Greater freedom of choice and the insecurity of worldwide issues is leading young people to dramatically reduce their alcohol consumption, according to new research led by Kent.
There has been a recognised increase of conscious moderation and abstinence from alcohol among ‘Generation Z’ (those born between the mid-to-late 1990s and the 2010s), and new research published by the British Journal of Sociology has linked this to a greater choice of leisure activities, external pressures to perform and a prolonged adolescence.
Young people are experiencing acutely-felt pressures to perform educationally, manage health, develop a career and use their time productively. These pressures result from macro social problems such as climate change and cost-of-living crises but are experienced and navigated at a personal level.
With a wide range of leisure activity choices and an extended adolescence enhancing opportunities to enjoy these, young people are not turning to alcohol consumption as much as previous generations. They are generally oriented against excessive consumption; often keen to avoid smoking, eating dairy, or driving polluting vehicles.
The researchers warn that with greater freedom comes intensified individual pressure derived from ongoing socio-economic changes and the looming threat of environmental catastrophe. Professor Adam Burgess who led the research at Kent’s School of Social Policy, Sociology and Social Research alongside Professor Henry Yeomans (University of Leeds) and Dr Laura Fenton (University of Manchester), suggests that while less alcohol consumption among Generation Z may bring public health benefits, it also coincides with worsening mental health in the young population. Furthermore, it correlates with negative trends such as greater loneliness and less autonomy among young adults.
Professor Burgess, whose research interests include the sociology of risk, said: ‘Our research was informed by the perspective of individualisation – the duality of freedom and insecurity among young people.

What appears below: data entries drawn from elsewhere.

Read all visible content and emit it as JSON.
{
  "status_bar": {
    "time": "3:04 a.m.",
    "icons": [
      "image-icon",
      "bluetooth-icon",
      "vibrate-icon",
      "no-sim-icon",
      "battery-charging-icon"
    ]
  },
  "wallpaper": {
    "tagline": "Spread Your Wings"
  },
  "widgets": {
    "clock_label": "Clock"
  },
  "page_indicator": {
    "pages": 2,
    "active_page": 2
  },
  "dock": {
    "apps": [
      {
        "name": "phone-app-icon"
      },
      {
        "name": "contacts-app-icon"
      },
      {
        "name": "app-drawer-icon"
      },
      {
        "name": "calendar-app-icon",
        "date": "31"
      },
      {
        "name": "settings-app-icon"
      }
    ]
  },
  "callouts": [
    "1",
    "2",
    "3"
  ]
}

Generation Z appears to be a self-conscious generation with significant and open-ended focus upon maintaining their wellbeing and control.
‘Generation Z is mindful of the risk and uncertainties involved with excessive alcohol consumption on potential future outcomes and individuals feel empowered to make the personal choice of consciously moderating their consumption or abstaining altogether.’
Professor Yeomans said: ‘Individualisation transforms public problems, from climate change to economic precarity, into personal choices about drinking and other lifestyle activities.
‘Those seeking to instigate further declines in drinking should take moderators’ and abstainers’ lived experiences into account or they may risk making these experiences of pressure, anxiety and insecurity more intense and more widespread.’
Their research paper titled ‘‘More options…less time’ in the ‘hustle culture’ of ‘generation sensible’: Individualization and drinking decline among twenty-first century young adults’ is published by the British Journal of Sociology. doi: 10.1111/1468-4446.12964